Posted: January 01, 2011
On management: A letter to a grandchild having trouble in schoolPat Wiesner
I hope you will read this. It is sent with love and belief in you, but I wouldn't blame you if you tossed it because I should have tried to make a better connection with you long ago.
The next couple of paragraphs are about my high school and college days, and we share some striking similarities so stick with me for a few lines and see if you agree.
I had to be one of the worst high school students in Buffalo, N.Y. Somewhere near the beginning I just quit doing the work. I got nothing but Cs and Ds for four years, but I really didn't care.
There were no drugs in those days back in 1953, but I discovered beer at an early age. And I had a paper route for pocket money. I used to go door to door on my bike when I was 16 and collect for the paper. Then I would bike to a place called "Augie's Bar Fiesta" and drink with my friends. At that time the drinking age in New York was 18, and I thought I was passing for 18 while my bike was parked out back, but Augie knew all along.
I wasn't dumb, but I was not interested in school, and I barely got out of high school. I was having problems at home. I thought my father hated me because all he did was tell me how screwed up I was, how bad my table manners were and how I would never amount to anything. And he drank a lot, and I disliked him even more when he was loaded. Then I started to be a big beer drinker, too. Go figure.
A couple of teachers tried to get me to care. I got pushed around by them a couple of times. One guy got so frustrated telling me I was wasting my life that he hit me really hard a couple of times (broke my glasses). But they couldn't get me to be interested. Probably the reason I graduated from high school was that they had given up trying to help me, and they wanted the room for somebody who actually cared about his future.
I did the same thing for most of college. I loafed through, playing pinochle every day in the student union with money I didn't have, doing just enough to get my Cs, Ds and now a few Fs. I repeated some, but I didn't care much.
Somewhere around 20 I realized I was about to either graduate college or get kicked out, and I didn't know anything except pinochle. For some reason that's when I got interested in myself. The dean told me I was failing. I said I would pass. I worked really hard and made the dean's list that year of 1957 and graduated.
I had just exchanged one set of problems for another. Now that I was more interested in education I discovered that I had burned important bridges. For example, I simply had not gotten enough education to be a doctor. And nobody in the world cared now except me.
I had an opportunity to go to grad school for a Ph.D. in physics. Although you may have heard me make light of it, I basically washed out because I hadn't gotten enough education in the previous eight years. I was truly sorry about that failure.
I'm telling you all this ancient history to make a point. While for some passing into adulthood seems to be a piece of cake, others of us are dealt a difficult hand that we can't seem to figure out so we just let it play out.
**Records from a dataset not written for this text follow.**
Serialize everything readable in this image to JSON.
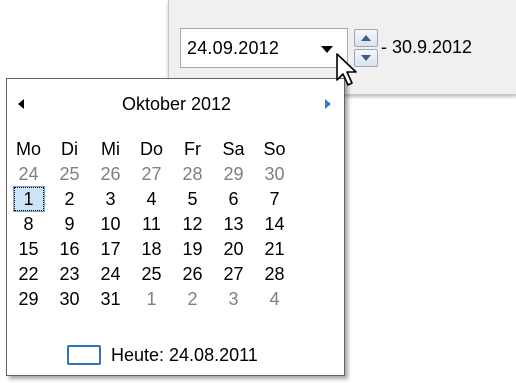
{
  "date_picker": {
    "start_value": "24.09.2012",
    "end_label": "- 30.9.2012"
  },
  "calendar": {
    "month_year": "Oktober 2012",
    "day_headers": [
      "Mo",
      "Di",
      "Mi",
      "Do",
      "Fr",
      "Sa",
      "So"
    ],
    "weeks": [
      [
        "24",
        "25",
        "26",
        "27",
        "28",
        "29",
        "30"
      ],
      [
        "1",
        "2",
        "3",
        "4",
        "5",
        "6",
        "7"
      ],
      [
        "8",
        "9",
        "10",
        "11",
        "12",
        "13",
        "14"
      ],
      [
        "15",
        "16",
        "17",
        "18",
        "19",
        "20",
        "21"
      ],
      [
        "22",
        "23",
        "24",
        "25",
        "26",
        "27",
        "28"
      ],
      [
        "29",
        "30",
        "31",
        "1",
        "2",
        "3",
        "4"
      ]
    ],
    "selected_day": "1",
    "today_label": "Heute: 24.08.2011"
  },
  "colors": {
    "accent": "#2d72c2",
    "nav_next": "#3a78d8",
    "muted_day": "#808080",
    "selection": "#cde3f7"
  },
  "icons": [
    "dropdown-arrow-icon",
    "spin-up-icon",
    "spin-down-icon",
    "prev-month-icon",
    "next-month-icon",
    "mouse-cursor-icon"
  ]
}
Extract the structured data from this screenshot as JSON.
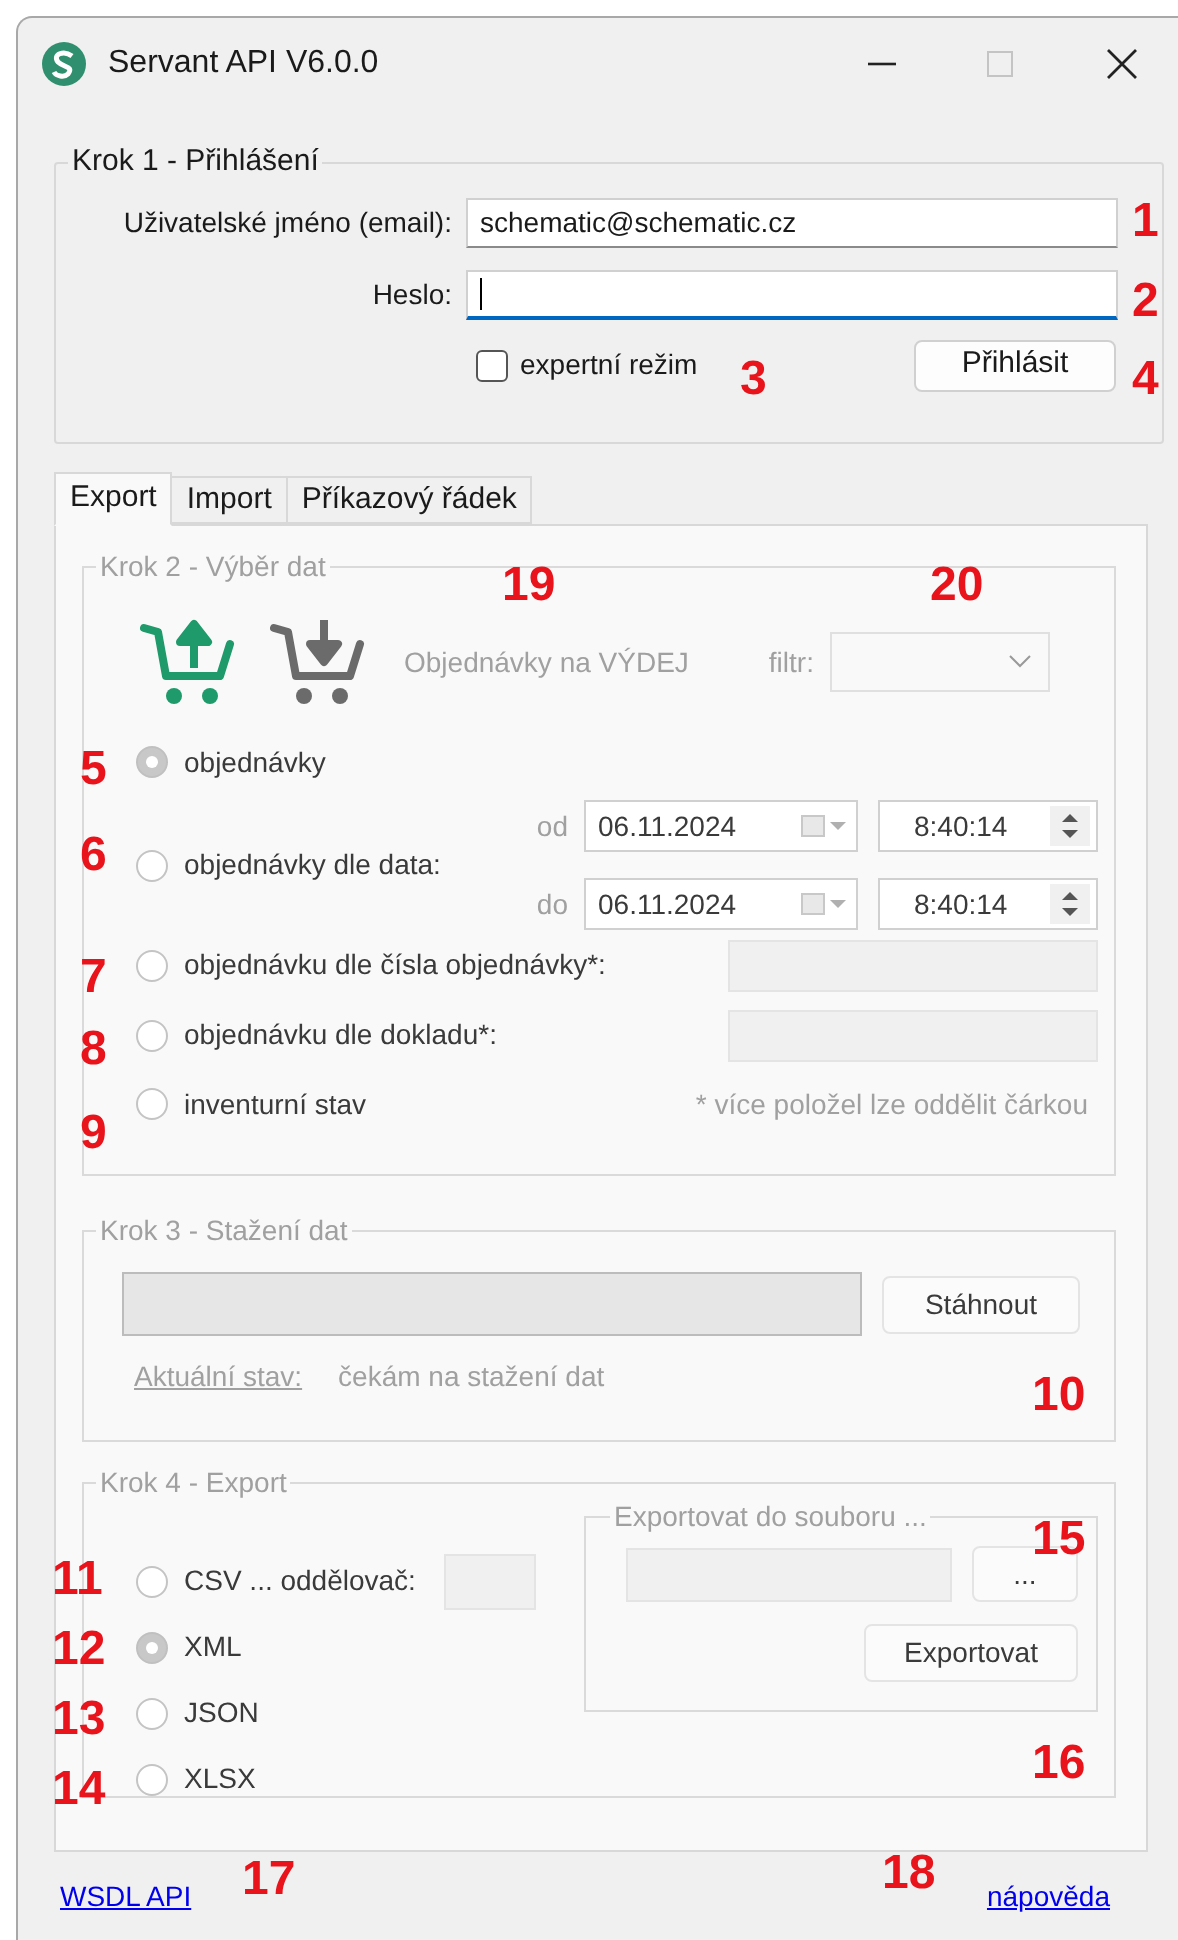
{
  "window": {
    "title": "Servant API V6.0.0"
  },
  "login": {
    "legend": "Krok 1 - Přihlášení",
    "username_label": "Uživatelské jméno (email):",
    "username_value": "schematic@schematic.cz",
    "password_label": "Heslo:",
    "password_focused": true,
    "expert": {
      "label": "expertní režim",
      "checked": false
    },
    "login_button": "Přihlásit"
  },
  "tabs": [
    {
      "label": "Export",
      "selected": true
    },
    {
      "label": "Import",
      "selected": false
    },
    {
      "label": "Příkazový řádek",
      "selected": false
    }
  ],
  "step2": {
    "legend": "Krok 2 - Výběr dat",
    "cart_buttons": [
      {
        "kind": "up",
        "selected": true
      },
      {
        "kind": "down",
        "selected": false
      }
    ],
    "order_type": "Objednávky na VÝDEJ",
    "filter_label": "filtr:",
    "options": [
      {
        "kind": "plain",
        "label": "objednávky",
        "selected": true
      },
      {
        "kind": "date_range",
        "label": "objednávky dle data:",
        "selected": false
      },
      {
        "kind": "text_input",
        "label": "objednávku dle čísla objednávky*:",
        "selected": false
      },
      {
        "kind": "text_input",
        "label": "objednávku dle dokladu*:",
        "selected": false
      },
      {
        "kind": "note",
        "label": "inventurní stav",
        "selected": false
      }
    ],
    "range": [
      {
        "label": "od",
        "date": "06.11.2024",
        "time": "8:40:14"
      },
      {
        "label": "do",
        "date": "06.11.2024",
        "time": "8:40:14"
      }
    ],
    "note": "* více položel lze oddělit čárkou"
  },
  "step3": {
    "legend": "Krok 3 - Stažení dat",
    "level": 0,
    "download_button": "Stáhnout",
    "status_link": "Aktuální stav:",
    "status_text": "čekám na stažení dat"
  },
  "step4": {
    "legend": "Krok 4 - Export",
    "formats": [
      {
        "kind": "csv",
        "label": "CSV ... oddělovač:",
        "selected": false
      },
      {
        "kind": "plain",
        "label": "XML",
        "selected": true
      },
      {
        "kind": "plain",
        "label": "JSON",
        "selected": false
      },
      {
        "kind": "plain",
        "label": "XLSX",
        "selected": false
      }
    ],
    "file_group": {
      "legend": "Exportovat do souboru ...",
      "browse_button": "...",
      "export_button": "Exportovat"
    }
  },
  "footer": {
    "left_link": "WSDL API",
    "right_link": "nápověda"
  },
  "annotations": [
    "1",
    "2",
    "3",
    "4",
    "5",
    "6",
    "7",
    "8",
    "9",
    "10",
    "11",
    "12",
    "13",
    "14",
    "15",
    "16",
    "17",
    "18",
    "19",
    "20"
  ]
}
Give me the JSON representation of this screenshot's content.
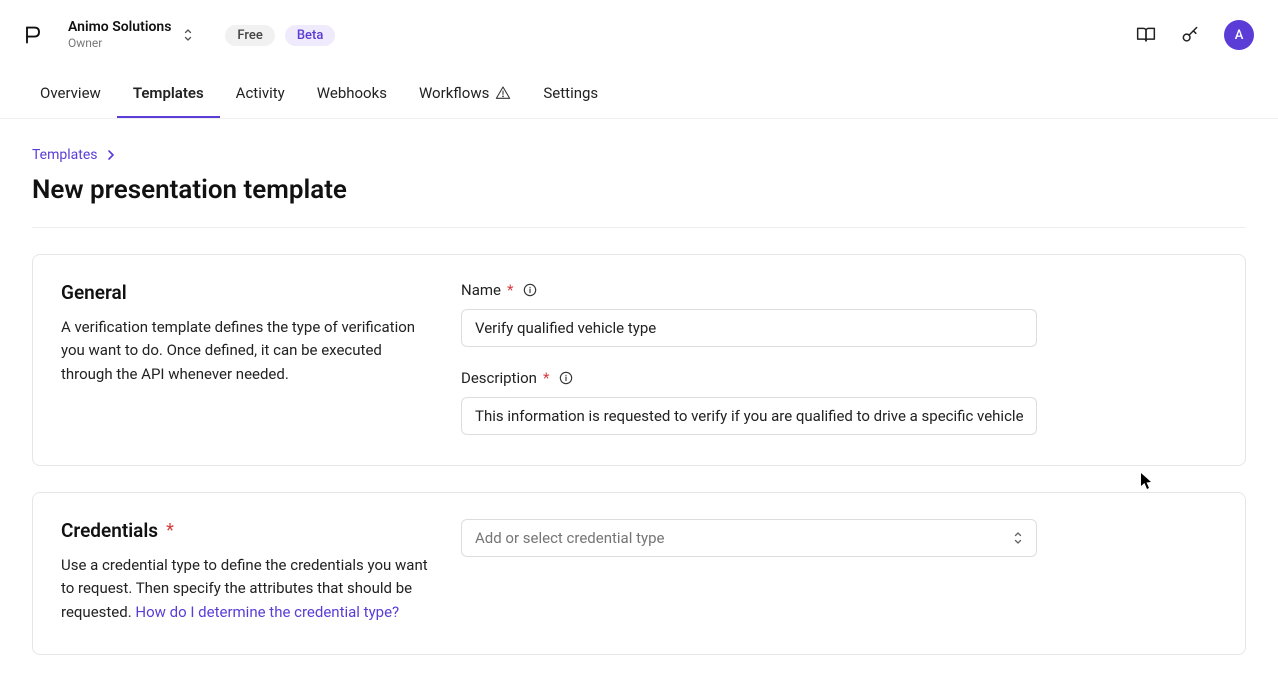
{
  "header": {
    "org_name": "Animo Solutions",
    "org_role": "Owner",
    "badge_free": "Free",
    "badge_beta": "Beta",
    "avatar_letter": "A"
  },
  "nav": {
    "items": [
      {
        "label": "Overview"
      },
      {
        "label": "Templates"
      },
      {
        "label": "Activity"
      },
      {
        "label": "Webhooks"
      },
      {
        "label": "Workflows"
      },
      {
        "label": "Settings"
      }
    ],
    "active_index": 1,
    "workflows_has_warning": true
  },
  "breadcrumb": {
    "link": "Templates"
  },
  "page_title": "New presentation template",
  "general": {
    "heading": "General",
    "description": "A verification template defines the type of verification you want to do. Once defined, it can be executed through the API whenever needed.",
    "name_label": "Name",
    "name_value": "Verify qualified vehicle type",
    "desc_label": "Description",
    "desc_value": "This information is requested to verify if you are qualified to drive a specific vehicle"
  },
  "credentials": {
    "heading": "Credentials",
    "description_prefix": "Use a credential type to define the credentials you want to request. Then specify the attributes that should be requested. ",
    "help_link": "How do I determine the credential type?",
    "select_placeholder": "Add or select credential type"
  }
}
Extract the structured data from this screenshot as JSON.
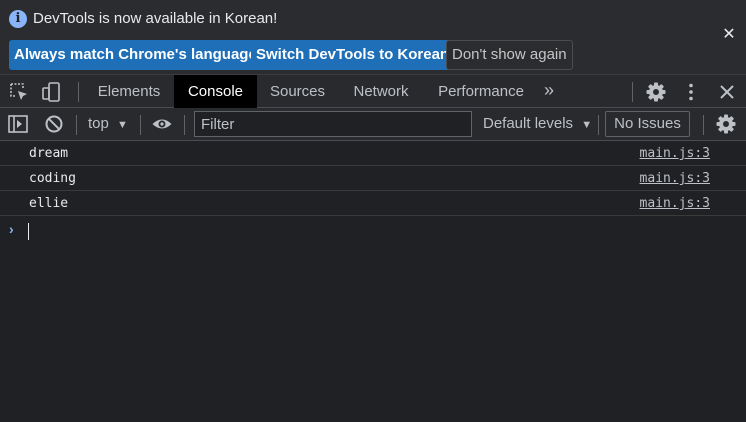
{
  "infobar": {
    "message": "DevTools is now available in Korean!",
    "icon": "info-icon",
    "buttons": [
      {
        "label": "Always match Chrome's language",
        "style": "primary"
      },
      {
        "label": "Switch DevTools to Korean",
        "style": "primary"
      },
      {
        "label": "Don't show again",
        "style": "secondary"
      }
    ],
    "close_icon": "close-icon"
  },
  "tabbar": {
    "tabs": [
      {
        "label": "Elements",
        "active": false
      },
      {
        "label": "Console",
        "active": true
      },
      {
        "label": "Sources",
        "active": false
      },
      {
        "label": "Network",
        "active": false
      },
      {
        "label": "Performance",
        "active": false
      }
    ],
    "more_label": "»",
    "icons": [
      "inspect-element-icon",
      "device-toolbar-icon",
      "settings-icon",
      "kebab-menu-icon",
      "close-icon"
    ]
  },
  "console_toolbar": {
    "context": "top",
    "filter_placeholder": "Filter",
    "levels_label": "Default levels",
    "issues_label": "No Issues",
    "icons": [
      "sidebar-toggle-icon",
      "clear-console-icon",
      "eye-icon",
      "console-settings-icon"
    ]
  },
  "console": {
    "messages": [
      {
        "text": "dream",
        "source": "main.js:3"
      },
      {
        "text": "coding",
        "source": "main.js:3"
      },
      {
        "text": "ellie",
        "source": "main.js:3"
      }
    ],
    "prompt_symbol": "›"
  },
  "colors": {
    "background": "#202124",
    "accent_button": "#1e6fb8",
    "prompt_arrow": "#8ab4f8",
    "active_tab": "#000000"
  }
}
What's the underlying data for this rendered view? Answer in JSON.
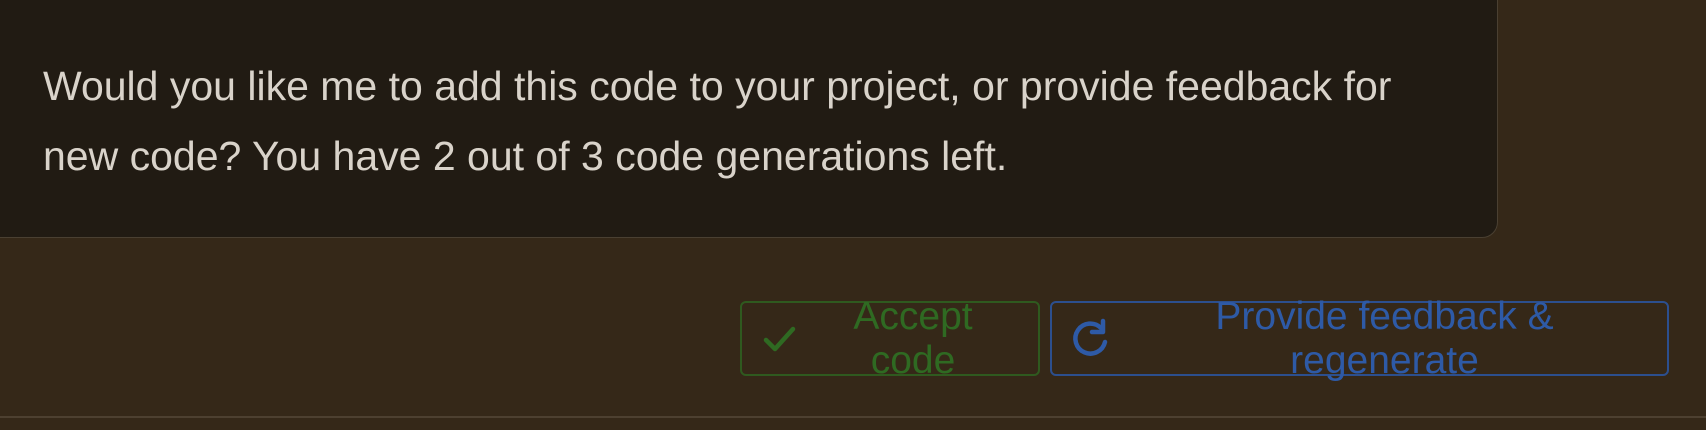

But at the end of the day we have to figure it out for ourselves. We have to pick up the pieces on the day that we say, "I'm going to take charge now!" and do the best we can because nobody else is going to change very much to accommodate us.
My experience was that life sucks until you find direction and start to work at it. So find something you want to be and work at it and give respect to everyone else you meet who is trying to take control of their life. That's one of the most important lessons I have learned in 75 years.
Life is a minefield while you are getting to be 20. Find your dream and get to work on it, and the rest will fade into the background. You will be happy!
Pat Wiesner is the retired CEO of WiesnerMedia, publisher of ColoradoBiz. He still leads sales training for the company. E-mail him at firstname.lastname@example.org.